Then imagine this:
Since the beginning of 2016, ABC’s World News Tonight, CBS Evening News and NBC Nightly News have devoted just 32 minutes to issues coverage, according to Andrew Tyndall.
Differentiating issues coverage from daily campaign coverage where policy topics might be addressed, Tyndall defines issues coverage by a newscast this way: “It takes a public policy, outlines the societal problem that needs to be addressed, describes the candidates' platform positions and proposed solutions, and evaluates their efficacy.”
And here’s how that kind of in-depth coverage breaks down, year to date, by network:
ABC: 8 minutes, all of which covered terrorism.
NBC: 8 minutes for terrorism, LBGT issues, and foreign policy.
CBS: 16 minutes for foreign policy, terrorism, immigration, policing, and the Environmental Protection Agency.
And this remarkable finding from Tyndall [emphasis added]:
No trade, no healthcare, no climate change, no drugs, no poverty, no guns, no infrastructure, no deficits. To the extent that these issues have been mentioned, it has been on the candidates' terms, not on the networks' initiative.
Policy is boring! It's not like Wiener's wiener! It's not like Trump's reality show brags!
But wait! There's more: In this job interview for one of the most important jobs on the globe one candidate's utter lack of relevant expertise is entirely ignored. It doesn't matter.
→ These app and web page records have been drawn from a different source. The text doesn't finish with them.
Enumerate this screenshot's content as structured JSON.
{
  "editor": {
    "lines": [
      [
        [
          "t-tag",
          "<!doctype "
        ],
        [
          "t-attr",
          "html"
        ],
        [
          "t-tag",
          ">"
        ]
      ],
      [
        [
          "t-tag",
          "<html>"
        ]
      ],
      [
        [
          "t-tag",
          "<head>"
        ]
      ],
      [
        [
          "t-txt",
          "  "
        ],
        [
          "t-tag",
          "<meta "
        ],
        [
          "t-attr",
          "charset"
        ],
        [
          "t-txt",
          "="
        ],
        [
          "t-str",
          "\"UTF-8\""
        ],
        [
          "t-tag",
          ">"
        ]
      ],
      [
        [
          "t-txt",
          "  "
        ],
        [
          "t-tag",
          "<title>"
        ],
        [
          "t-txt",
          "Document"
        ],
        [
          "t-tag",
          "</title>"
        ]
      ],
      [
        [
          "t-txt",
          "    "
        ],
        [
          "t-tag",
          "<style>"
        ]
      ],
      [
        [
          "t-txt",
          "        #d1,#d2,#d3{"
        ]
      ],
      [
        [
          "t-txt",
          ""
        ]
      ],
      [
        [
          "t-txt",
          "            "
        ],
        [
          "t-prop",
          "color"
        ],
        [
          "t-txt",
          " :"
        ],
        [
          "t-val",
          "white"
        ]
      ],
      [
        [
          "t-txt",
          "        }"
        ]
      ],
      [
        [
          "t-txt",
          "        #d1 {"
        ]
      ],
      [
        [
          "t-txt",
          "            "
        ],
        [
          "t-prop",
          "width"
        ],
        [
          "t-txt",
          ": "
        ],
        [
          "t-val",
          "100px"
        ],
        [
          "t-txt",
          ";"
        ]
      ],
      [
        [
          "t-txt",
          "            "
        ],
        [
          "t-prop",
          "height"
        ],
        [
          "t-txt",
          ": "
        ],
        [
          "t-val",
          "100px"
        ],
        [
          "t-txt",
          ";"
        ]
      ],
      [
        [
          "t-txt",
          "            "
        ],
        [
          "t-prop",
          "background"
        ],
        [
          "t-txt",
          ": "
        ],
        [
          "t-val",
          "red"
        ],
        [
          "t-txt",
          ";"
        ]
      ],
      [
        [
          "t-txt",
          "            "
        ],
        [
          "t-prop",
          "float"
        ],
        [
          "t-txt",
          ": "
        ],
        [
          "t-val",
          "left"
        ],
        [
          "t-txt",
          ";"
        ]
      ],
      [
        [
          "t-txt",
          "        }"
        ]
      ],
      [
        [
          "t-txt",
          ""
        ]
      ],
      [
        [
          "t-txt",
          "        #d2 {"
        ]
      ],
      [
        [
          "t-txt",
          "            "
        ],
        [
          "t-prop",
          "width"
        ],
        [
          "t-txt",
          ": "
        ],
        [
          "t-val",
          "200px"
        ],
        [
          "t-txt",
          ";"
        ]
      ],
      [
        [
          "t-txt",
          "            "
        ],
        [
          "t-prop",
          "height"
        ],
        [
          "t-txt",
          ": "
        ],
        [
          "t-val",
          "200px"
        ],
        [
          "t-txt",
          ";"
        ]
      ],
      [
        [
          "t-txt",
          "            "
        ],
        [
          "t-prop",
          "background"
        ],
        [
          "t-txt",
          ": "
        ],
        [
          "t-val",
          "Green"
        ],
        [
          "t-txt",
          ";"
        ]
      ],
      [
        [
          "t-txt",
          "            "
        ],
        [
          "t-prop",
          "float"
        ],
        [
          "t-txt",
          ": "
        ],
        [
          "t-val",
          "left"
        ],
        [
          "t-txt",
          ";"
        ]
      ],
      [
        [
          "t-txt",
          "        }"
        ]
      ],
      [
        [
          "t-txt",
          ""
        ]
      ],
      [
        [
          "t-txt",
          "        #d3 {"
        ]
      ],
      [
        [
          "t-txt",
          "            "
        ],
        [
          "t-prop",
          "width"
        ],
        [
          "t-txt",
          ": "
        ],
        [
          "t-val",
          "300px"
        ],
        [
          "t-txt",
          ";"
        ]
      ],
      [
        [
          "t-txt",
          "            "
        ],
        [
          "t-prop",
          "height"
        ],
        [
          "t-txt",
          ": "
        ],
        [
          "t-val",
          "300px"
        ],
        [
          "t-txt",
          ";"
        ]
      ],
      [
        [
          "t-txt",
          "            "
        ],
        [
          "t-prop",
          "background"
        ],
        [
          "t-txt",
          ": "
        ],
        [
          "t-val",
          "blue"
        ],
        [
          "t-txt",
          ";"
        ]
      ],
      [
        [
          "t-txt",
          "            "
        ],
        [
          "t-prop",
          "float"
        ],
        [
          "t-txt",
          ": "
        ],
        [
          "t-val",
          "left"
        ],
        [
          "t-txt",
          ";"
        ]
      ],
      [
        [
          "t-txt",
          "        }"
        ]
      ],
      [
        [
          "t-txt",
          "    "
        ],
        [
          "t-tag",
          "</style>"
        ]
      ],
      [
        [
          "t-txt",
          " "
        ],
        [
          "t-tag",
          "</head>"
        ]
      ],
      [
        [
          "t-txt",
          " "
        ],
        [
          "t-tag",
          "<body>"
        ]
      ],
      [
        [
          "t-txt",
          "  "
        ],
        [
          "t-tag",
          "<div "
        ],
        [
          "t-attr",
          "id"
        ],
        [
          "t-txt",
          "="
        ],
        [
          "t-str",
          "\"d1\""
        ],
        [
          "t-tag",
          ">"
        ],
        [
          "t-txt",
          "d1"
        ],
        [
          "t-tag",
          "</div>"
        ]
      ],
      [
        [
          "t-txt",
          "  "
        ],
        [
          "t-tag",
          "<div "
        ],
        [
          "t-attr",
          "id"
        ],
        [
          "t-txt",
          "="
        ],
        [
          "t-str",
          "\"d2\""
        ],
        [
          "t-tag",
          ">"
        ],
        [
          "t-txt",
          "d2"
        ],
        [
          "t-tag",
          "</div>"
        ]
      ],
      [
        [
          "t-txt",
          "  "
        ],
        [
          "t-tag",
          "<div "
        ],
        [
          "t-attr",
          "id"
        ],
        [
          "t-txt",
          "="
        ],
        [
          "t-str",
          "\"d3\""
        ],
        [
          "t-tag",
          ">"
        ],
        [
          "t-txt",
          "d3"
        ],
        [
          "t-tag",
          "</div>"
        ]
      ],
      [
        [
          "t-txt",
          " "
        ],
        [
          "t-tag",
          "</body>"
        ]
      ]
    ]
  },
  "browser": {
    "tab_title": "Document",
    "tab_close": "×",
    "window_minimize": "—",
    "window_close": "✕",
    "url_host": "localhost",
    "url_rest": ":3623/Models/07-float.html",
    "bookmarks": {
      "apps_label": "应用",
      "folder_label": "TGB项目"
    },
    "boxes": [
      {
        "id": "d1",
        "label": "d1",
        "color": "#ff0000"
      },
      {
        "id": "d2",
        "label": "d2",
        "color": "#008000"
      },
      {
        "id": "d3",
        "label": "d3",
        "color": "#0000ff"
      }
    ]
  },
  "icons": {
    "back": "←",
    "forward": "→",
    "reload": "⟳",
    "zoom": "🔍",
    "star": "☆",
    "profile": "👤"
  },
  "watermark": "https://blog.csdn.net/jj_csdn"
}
The other candidate's relevant expertise is regarded as a disadvantage, because it makes her an insider.
And I haven't even gotten to the part where only one candidate's purported misdeeds are viewed as clear evidence of a criminal mind.